* Data provided

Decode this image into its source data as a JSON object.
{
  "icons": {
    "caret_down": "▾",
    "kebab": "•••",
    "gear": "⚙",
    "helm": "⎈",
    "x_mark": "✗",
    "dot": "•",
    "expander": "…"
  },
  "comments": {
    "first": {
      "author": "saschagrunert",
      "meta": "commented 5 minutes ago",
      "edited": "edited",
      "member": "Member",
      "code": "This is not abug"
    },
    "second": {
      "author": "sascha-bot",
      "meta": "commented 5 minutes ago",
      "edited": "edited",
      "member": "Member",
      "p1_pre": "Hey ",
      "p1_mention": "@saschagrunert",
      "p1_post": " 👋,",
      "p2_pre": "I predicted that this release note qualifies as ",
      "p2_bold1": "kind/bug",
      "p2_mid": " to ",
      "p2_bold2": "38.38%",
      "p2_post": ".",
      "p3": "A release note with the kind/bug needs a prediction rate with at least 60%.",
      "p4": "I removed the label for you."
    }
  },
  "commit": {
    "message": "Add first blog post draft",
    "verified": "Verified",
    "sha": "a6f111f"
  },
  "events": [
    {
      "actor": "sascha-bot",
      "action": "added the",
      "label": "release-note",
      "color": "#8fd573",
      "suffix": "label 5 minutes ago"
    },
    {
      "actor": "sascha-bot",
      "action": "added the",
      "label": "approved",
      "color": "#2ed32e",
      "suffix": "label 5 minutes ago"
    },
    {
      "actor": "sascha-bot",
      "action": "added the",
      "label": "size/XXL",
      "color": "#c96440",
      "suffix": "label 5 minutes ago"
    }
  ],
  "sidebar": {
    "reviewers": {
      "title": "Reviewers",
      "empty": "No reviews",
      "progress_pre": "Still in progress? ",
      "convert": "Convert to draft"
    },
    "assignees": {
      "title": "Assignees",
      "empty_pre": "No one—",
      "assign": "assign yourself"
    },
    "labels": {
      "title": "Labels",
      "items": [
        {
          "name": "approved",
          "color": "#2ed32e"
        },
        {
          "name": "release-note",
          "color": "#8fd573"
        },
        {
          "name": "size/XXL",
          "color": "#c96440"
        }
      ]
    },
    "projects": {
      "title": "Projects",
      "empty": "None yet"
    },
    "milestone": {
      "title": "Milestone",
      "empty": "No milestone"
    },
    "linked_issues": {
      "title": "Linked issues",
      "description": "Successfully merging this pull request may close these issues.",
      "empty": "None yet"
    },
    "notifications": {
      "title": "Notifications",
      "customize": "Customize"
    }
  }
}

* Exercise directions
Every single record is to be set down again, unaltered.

* Written solution
Decode this image into its source data as a JSON object.
{
  "icons": {
    "caret_down": "▾",
    "kebab": "•••",
    "gear": "⚙",
    "helm": "⎈",
    "x_mark": "✗",
    "dot": "•",
    "expander": "…"
  },
  "comments": {
    "first": {
      "author": "saschagrunert",
      "meta": "commented 5 minutes ago",
      "edited": "edited",
      "member": "Member",
      "code": "This is not abug"
    },
    "second": {
      "author": "sascha-bot",
      "meta": "commented 5 minutes ago",
      "edited": "edited",
      "member": "Member",
      "p1_pre": "Hey ",
      "p1_mention": "@saschagrunert",
      "p1_post": " 👋,",
      "p2_pre": "I predicted that this release note qualifies as ",
      "p2_bold1": "kind/bug",
      "p2_mid": " to ",
      "p2_bold2": "38.38%",
      "p2_post": ".",
      "p3": "A release note with the kind/bug needs a prediction rate with at least 60%.",
      "p4": "I removed the label for you."
    }
  },
  "commit": {
    "message": "Add first blog post draft",
    "verified": "Verified",
    "sha": "a6f111f"
  },
  "events": [
    {
      "actor": "sascha-bot",
      "action": "added the",
      "label": "release-note",
      "color": "#8fd573",
      "suffix": "label 5 minutes ago"
    },
    {
      "actor": "sascha-bot",
      "action": "added the",
      "label": "approved",
      "color": "#2ed32e",
      "suffix": "label 5 minutes ago"
    },
    {
      "actor": "sascha-bot",
      "action": "added the",
      "label": "size/XXL",
      "color": "#c96440",
      "suffix": "label 5 minutes ago"
    }
  ],
  "sidebar": {
    "reviewers": {
      "title": "Reviewers",
      "empty": "No reviews",
      "progress_pre": "Still in progress? ",
      "convert": "Convert to draft"
    },
    "assignees": {
      "title": "Assignees",
      "empty_pre": "No one—",
      "assign": "assign yourself"
    },
    "labels": {
      "title": "Labels",
      "items": [
        {
          "name": "approved",
          "color": "#2ed32e"
        },
        {
          "name": "release-note",
          "color": "#8fd573"
        },
        {
          "name": "size/XXL",
          "color": "#c96440"
        }
      ]
    },
    "projects": {
      "title": "Projects",
      "empty": "None yet"
    },
    "milestone": {
      "title": "Milestone",
      "empty": "No milestone"
    },
    "linked_issues": {
      "title": "Linked issues",
      "description": "Successfully merging this pull request may close these issues.",
      "empty": "None yet"
    },
    "notifications": {
      "title": "Notifications",
      "customize": "Customize"
    }
  }
}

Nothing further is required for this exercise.